SOL was eager to chat to Swedish Designer Jesper Eriksson after viewing his aesthetically alluring and thought-provoking exhibition Coal: Post-Fuel which was presented at Somerset House during the 2018 London Design Biennale.
Jesper spoke to us about his view on aesthetics, his design approach and how a well-designed cast iron pan perfectly sums him up!
Did you always know you would end up in the creative industry?
I don’t think so. Today, looking back it all comes together and makes sense – I can’t see how it could have gone any other way. I remember being sensitive to shapes and materials as a kid. Later I thought I didn’t have what takes to be a creative. It still a challenge every day – and I suppose that’s also part of the fun.
As an Artist aesthetics plays a vital role- what does it mean to you on both a professional and personal level?
To me aesthetics is mainly a means of communication. The aesthetics of the outcome of a project (be it visual, tactile etc) are a vehicle for the idea I’d like to communicate. I’m trained as a product designer, so the aesthetics I use often calls to known details of the surroundings of everyday life. In this way, the outcome has some elements of recognisability which I believe eases the process of communicating. These elements, become a gentle hand of some sort that guides the observer to new, unknown more exciting places. On a personal level, when confronted with aesthetics done right (from nature or man made), it carries / communicates emotions to me. Landscapes, a beautifully plated dish, architecture, contrasts, smells, a perfectly framed shot in a film etc.
What do you think is the relationship between aesthetics and design when creating? How does this play out in your own work?
Furthering my previous answer - To me, aesthetics are ultimately a means of communication. Being trained as a designer, aesthetics is relevant when designing everyday objects, interiors, tools etc. It’s closely related to semantics and helps the viewer/user/observer navigate and understand the surroundings.
Today I use aesthetics in a slightly different manner.
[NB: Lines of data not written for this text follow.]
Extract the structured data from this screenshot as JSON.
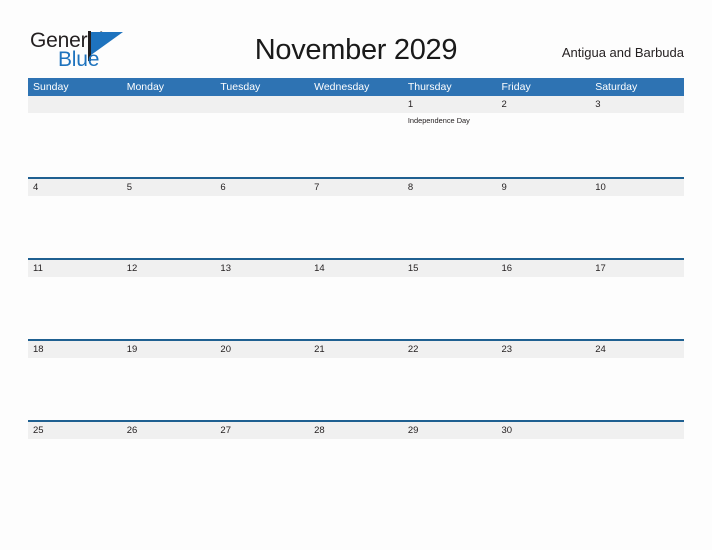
{
  "brand": {
    "name_part1": "General",
    "name_part2": "Blue",
    "mark": "flag-triangle"
  },
  "header": {
    "title": "November 2029",
    "region": "Antigua and Barbuda"
  },
  "colors": {
    "header_blue": "#2e73b3",
    "divider_blue": "#1f6091",
    "band_gray": "#f0f0f0",
    "brand_blue": "#1e73be",
    "text_dark": "#231f20",
    "page_background": "#fdfdfd"
  },
  "calendar": {
    "weekdays": [
      "Sunday",
      "Monday",
      "Tuesday",
      "Wednesday",
      "Thursday",
      "Friday",
      "Saturday"
    ],
    "weeks": [
      {
        "divided": false,
        "days": [
          {
            "number": "",
            "event": ""
          },
          {
            "number": "",
            "event": ""
          },
          {
            "number": "",
            "event": ""
          },
          {
            "number": "",
            "event": ""
          },
          {
            "number": "1",
            "event": "Independence Day"
          },
          {
            "number": "2",
            "event": ""
          },
          {
            "number": "3",
            "event": ""
          }
        ]
      },
      {
        "divided": true,
        "days": [
          {
            "number": "4",
            "event": ""
          },
          {
            "number": "5",
            "event": ""
          },
          {
            "number": "6",
            "event": ""
          },
          {
            "number": "7",
            "event": ""
          },
          {
            "number": "8",
            "event": ""
          },
          {
            "number": "9",
            "event": ""
          },
          {
            "number": "10",
            "event": ""
          }
        ]
      },
      {
        "divided": true,
        "days": [
          {
            "number": "11",
            "event": ""
          },
          {
            "number": "12",
            "event": ""
          },
          {
            "number": "13",
            "event": ""
          },
          {
            "number": "14",
            "event": ""
          },
          {
            "number": "15",
            "event": ""
          },
          {
            "number": "16",
            "event": ""
          },
          {
            "number": "17",
            "event": ""
          }
        ]
      },
      {
        "divided": true,
        "days": [
          {
            "number": "18",
            "event": ""
          },
          {
            "number": "19",
            "event": ""
          },
          {
            "number": "20",
            "event": ""
          },
          {
            "number": "21",
            "event": ""
          },
          {
            "number": "22",
            "event": ""
          },
          {
            "number": "23",
            "event": ""
          },
          {
            "number": "24",
            "event": ""
          }
        ]
      },
      {
        "divided": true,
        "days": [
          {
            "number": "25",
            "event": ""
          },
          {
            "number": "26",
            "event": ""
          },
          {
            "number": "27",
            "event": ""
          },
          {
            "number": "28",
            "event": ""
          },
          {
            "number": "29",
            "event": ""
          },
          {
            "number": "30",
            "event": ""
          },
          {
            "number": "",
            "event": ""
          }
        ]
      }
    ]
  }
}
The outcome of my project I put out operates on various levels, from the most simple visceral level (appearance, feel etc) to the more complex reflective level (novel ideas and concepts, self reflection, questioning a status etc). My work carries these more complex new ideas and concepts, provoking or disrupting a status. For me to communicate that to the viewer in an installation for instance I use aesthetics to ‘lure’ them in. Get them excited, and gradually take them deeper in more complex levels of my reasoning behind the work. To me that means to have a certain of boldness but also have elements of recognisability - shapes and functions people can easily relate to and understand. If you throw a complex question to someone without any background or introduction, they are most likely to dismiss it not knowing how to handle it or what to do with it. The true impact will hit the viewer when landing on that reflective level, having travelled these layers, and starting to grasp the relevance of the work, its ideas and concepts.
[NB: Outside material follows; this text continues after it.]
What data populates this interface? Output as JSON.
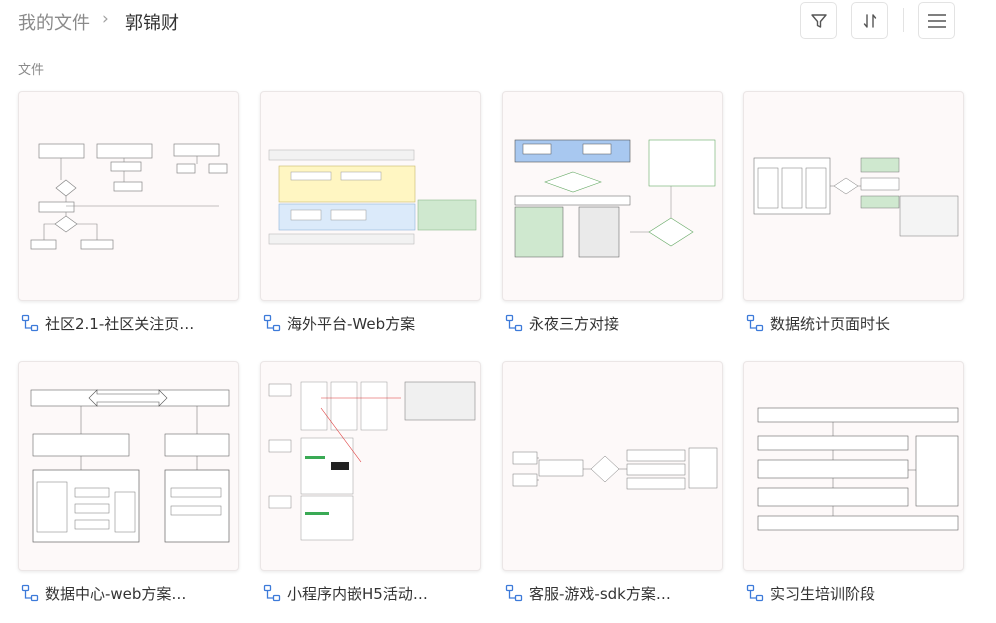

You have studied in Sweden and the Uk. What is the difference in Design approach and style between these two and how has this effected your work?
I think the BA I did in Sweden served very well in training to become a product designer. After those three years many of my fellow class mates started working in design studios. I actually got bored by product design after these three years! I wanted always to delve deeper and tacle subjects and themes where the outcome doesn’t necessarily have to be a functional, commercially viable product. Don’t get me wrong, it’s a challenge to achieve that but it was simply not my interest. The MA I did in London was challenging as it confronted me with myself and future self, taking a stand and starting to figure out where I want to head (i say starting because this will probably never be achieved!) It was kind of a hit reset button in terms of what I had previously learned. Start over and create your own processes and knowledge.
Can you tell us a little bit more about your recent exhibition Coal: Post-Fuel
Coal: Post-Fuel was the Swedish Pavilion at this year’s London Design Biennale at Somerset House. It explores a speculative future for coal as an organic material for architecture and interior design. It’s both a celebration and condemnation of the material that powered the industrial revolution. It’s a very emotionally loaded material, particularly in Britain; problematic, glorious, scandalous, essential—coal has many facets to it. Coal has sustained communities and enabled technological progress, all the while polluting and harming health of those who work it.
Coal is traditionally seen as a completely functional raw material; its value is derived solely from its own destruction. The project considers whether this cheap and dirty fossil fuel has an alternative future as a desirable material. In this way, its image is transformed from a fuel that releases carbon dioxide to a material that encloses it. The installation contained flooring, furniture and other objects in solid coal.
Some pieces are left in the material’s raw state, others are processed into a finish similar to black marble. By changing the material’s aesthetic, a debate opens up about our relationship to this utilitarian substance: If the idea of coal as a building material is accepted, how and why does a coal mine differ from a marble quarry? Can we not begin to call the mine a coal quarry? This future narrative is intentionally problematic.
Take us through your creative process when coming up with a body of work
For projects that are self-initiated, it usually starts with a dilemma, or a contradiction – something that isn’t quite right, something that would spark questions like “but why is this done/thought of/ created in this odd way? Often enough the ‘odd’ is man-made; and so I usually delve deep into researching the theme or question, from as many perspective as possible. I balance deep research with the blissful state of ‘not knowing’. In an early creation phase this enables me to come up with silly ideas that later on might just form the core idea of the project. Down the line, I always invite experts into the conversation to critically examine the work and bring it to new levels. Speaking to experts is so much fun – having the chance to ask questions relating to someone’s life’s work/study and you instantly see their eyes shimmer!
What do you think is the future role of the Artist/Designer?
To me, the role remains unchanged. Provoke, inspire, question, communicate, react, invite to debate on past, present and future issues in our society.
Are there any creatives you would like to work with one day?
Loads! But also not only creatives! Ideally I would like to collaborate with people from as many diverse backgrounds as possible. It is unexpected encounters that have the capacity to really spark fundamentally new ideas.
Are there any exciting new projects on the horizon you would like to mention?
I will be carrying on with the project Coal:Post-Fuel, but taking it to new places. Exciting new shows, commissions and collaborations are in the pipeline.
Where can one creep on your work?
Finally if you could be summed up in design piece- yours or someone else’s-what would it be and why?
Being a keen cook and seeing many similarities between cooking and my creative process, I will have to say a simple well designed cast iron pan! Sturdy, reliable, not fancy, needs caring for, long lasting, don’t need it every day, depending on what ingredients you put in the outcome will be different but there will always be an outcome in some form.